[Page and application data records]
-- Opening Marker --

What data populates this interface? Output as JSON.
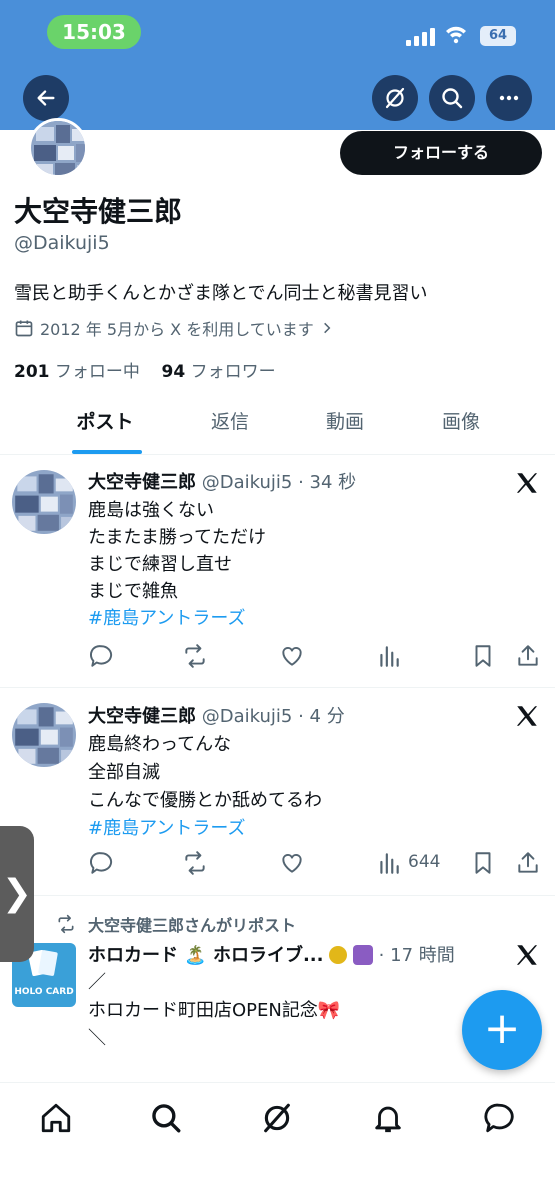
{
  "status_bar": {
    "time": "15:03",
    "battery": "64"
  },
  "profile": {
    "follow_label": "フォローする",
    "name": "大空寺健三郎",
    "handle": "@Daikuji5",
    "bio": "雪民と助手くんとかざま隊とでん同士と秘書見習い",
    "joined": "2012 年 5月から X を利用しています",
    "following_count": "201",
    "following_label": "フォロー中",
    "followers_count": "94",
    "followers_label": "フォロワー"
  },
  "tabs": [
    {
      "label": "ポスト"
    },
    {
      "label": "返信"
    },
    {
      "label": "動画"
    },
    {
      "label": "画像"
    }
  ],
  "posts": [
    {
      "name": "大空寺健三郎",
      "meta": "@Daikuji5 · 34 秒",
      "lines": [
        "鹿島は強くない",
        "たまたま勝ってただけ",
        "まじで練習し直せ",
        "まじで雑魚"
      ],
      "hashtag": "#鹿島アントラーズ",
      "views": ""
    },
    {
      "name": "大空寺健三郎",
      "meta": "@Daikuji5 · 4 分",
      "lines": [
        "鹿島終わってんな",
        "全部自滅",
        "こんなで優勝とか舐めてるわ"
      ],
      "hashtag": "#鹿島アントラーズ",
      "views": "644"
    },
    {
      "repost_label": "大空寺健三郎さんがリポスト",
      "name": "ホロカード 🏝️ ホロライブ...",
      "meta": "· 17 時間",
      "lines": [
        "／",
        "ホロカード町田店OPEN記念🎀",
        "＼"
      ],
      "avatar_text": "HOLO CARD"
    }
  ],
  "side_handle": "❯",
  "fab_label": "+",
  "colors": {
    "header": "#4a8fd9",
    "accent": "#1d9bf0",
    "text": "#0f1419",
    "muted": "#536471"
  }
}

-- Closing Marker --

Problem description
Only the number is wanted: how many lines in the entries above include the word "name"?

Output of the task
4